Shel Silverstein in 1955-56
Shel Silverstein's first book, Take Ten
(1955), collected his cartoons from Pacific Stars and Stripes
. Returning to civilian life, he visited Ian Ballantine, and Ballantine Books published his second book, Grab Your Socks!
(1956), a reprint of Take Ten
with a few changes and additions. The title of the Ballantine collection was taken from the military catchphrase, heard last week on HBO's The Pacific
, when soldiers are awakened at dawn with the cry, "Drop your cocks, and grab your socks."
This was Ballantine's introduction of Silverstein to the American public: "Several weeks ago a burly, gravel-voiced young man walked into our offices with a set of drawings which military experts immediately identified as the funniest cartoons about Army life to appear in the last decade. Shel Silverstein, who drew these cartoons, was a sensational success for almost two years in Pacific Stars and Stripes
. Whether braving the dust of Korea or working under fire from the big guns in Tokyo, Silverstein spared no pains to bring a daily ration of laughter to the troops. Now, after a brilliant military career (he rose from the ranks to become a P.F.C), Silverstein is back in civilian life. Grab Your Socks!
is his first book, a rowdy, uproarious tribute to the men who are facing the hazards of peacetime life in the new Army."
Considering how many people have been in armies and how long the printing press has been invented, you'd think there would have been a surplus of good soldier humor on file. Actually, there hasn't been. Shel Silverstein has added substantially to the file. Lots of humorists get assigned to military publications, especially during wartime, and there is hardly a civilian cartoonist or gag man who hasn't contributed his share of "soldier jokes". But most of them just go right on being gag men. Silverstein didn't. The thing about real military humor is that when a soldier says something really funny he is mainly trying to ventilate his innards. He may sound silly sometimes, but behind it he's being sardonic. Many times he expresses himself in a wisecrack because if he tried to say it straight he'd simply bust down a cry. The ordinary gag man says, "See the funny soldier," and doesn't get the message. Shel Silverstein has got the message and passes it on. Motives and methods of warfare change from generation to generation, but soldiering stays pretty much the same messy proposition. The way to judge an army cartoon or any other bit of military humor is to show it to veterans of two or three recent wars. Given slight changes in costume and background, what was valid in Korea would have been valid in the Crusades. I suspect Shel Silverstein would have amused the cootie-pickingest roman centurion. As a soldier, Silverstein was witty, original and in tune with his subjects. I hope that as a civilian he waxes prosperous in his profession.

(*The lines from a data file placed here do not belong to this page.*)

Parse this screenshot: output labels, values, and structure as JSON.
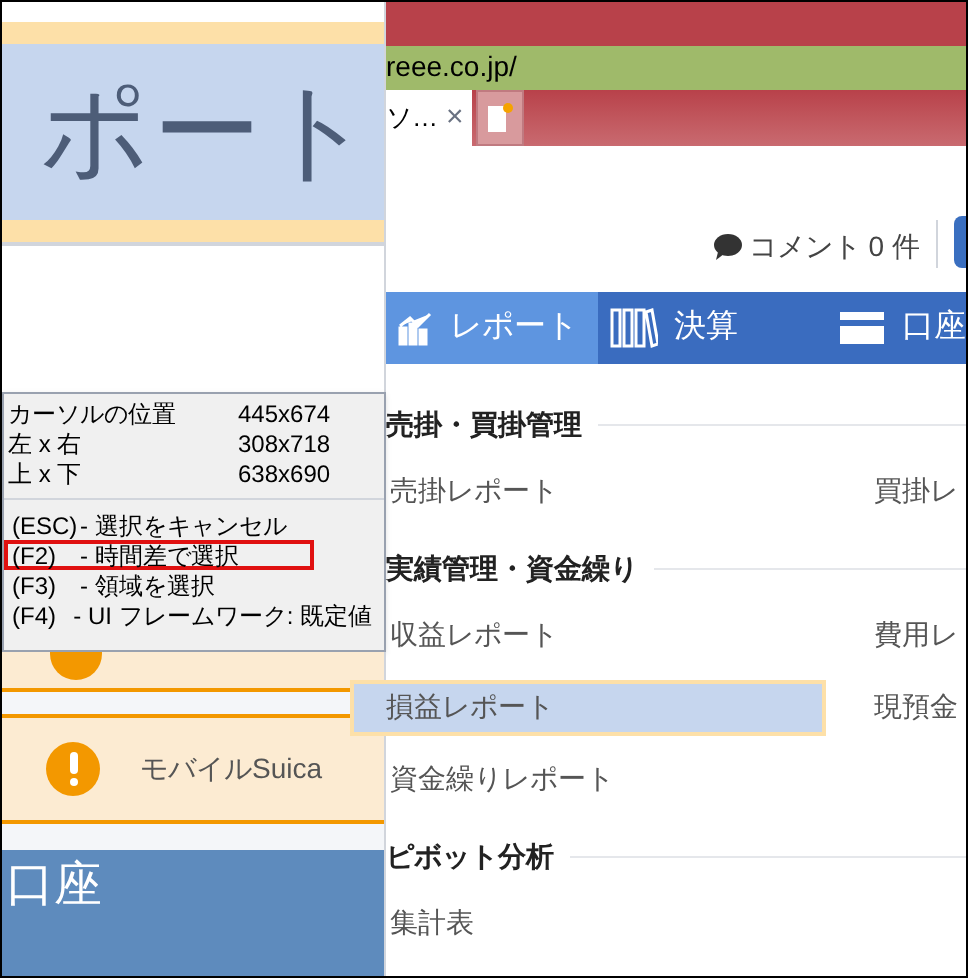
{
  "magnifier": {
    "text": "ポート"
  },
  "info_panel": {
    "rows": [
      {
        "label": "カーソルの位置",
        "value": "445x674"
      },
      {
        "label": "左 x 右",
        "value": "308x718"
      },
      {
        "label": "上 x 下",
        "value": "638x690"
      }
    ],
    "shortcuts": [
      {
        "key": "(ESC)",
        "action": "- 選択をキャンセル",
        "highlighted": false
      },
      {
        "key": "(F2)",
        "action": "- 時間差で選択",
        "highlighted": true
      },
      {
        "key": "(F3)",
        "action": "- 領域を選択",
        "highlighted": false
      },
      {
        "key": "(F4)",
        "action": "- UI フレームワーク: 既定値",
        "highlighted": false
      }
    ]
  },
  "left_page": {
    "alerts": [
      {
        "text": "モバイルSuica"
      }
    ],
    "account_heading": "口座"
  },
  "browser": {
    "address": "reee.co.jp/",
    "tab": {
      "title": "ソ…",
      "close": "×"
    }
  },
  "comment_count": "コメント 0 件",
  "nav": [
    {
      "label": "レポート",
      "kind": "chart",
      "selected": true
    },
    {
      "label": "決算",
      "kind": "books",
      "selected": false
    },
    {
      "label": "口座",
      "kind": "card",
      "selected": false
    }
  ],
  "sections": [
    {
      "heading": "売掛・買掛管理",
      "items": [
        {
          "label": "売掛レポート",
          "selected": false
        },
        {
          "label": "買掛レ",
          "selected": false
        }
      ]
    },
    {
      "heading": "実績管理・資金繰り",
      "items": [
        {
          "label": "収益レポート",
          "selected": false
        },
        {
          "label": "費用レ",
          "selected": false
        },
        {
          "label": "損益レポート",
          "selected": true
        },
        {
          "label": "現預金",
          "selected": false
        },
        {
          "label": "資金繰りレポート",
          "selected": false
        }
      ]
    },
    {
      "heading": "ピボット分析",
      "items": [
        {
          "label": "集計表",
          "selected": false
        }
      ]
    }
  ]
}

After Grab Your Socks!, Silverstein then began doing his series of cartoon sketchbook travelogues for Playboy. Traveling to London, Mexico, Spain, Africa and other four corners of the globe, Silverstein continued the series into the mid-1960s. He drew himself into the cartoons, as seen in the one above from "Silverstein on Fire Island". The series was reprinted three years ago in Silverstein Around the World (Fireside, 2007).
Labels: cartoons, mauldin, playboy, shel silverstein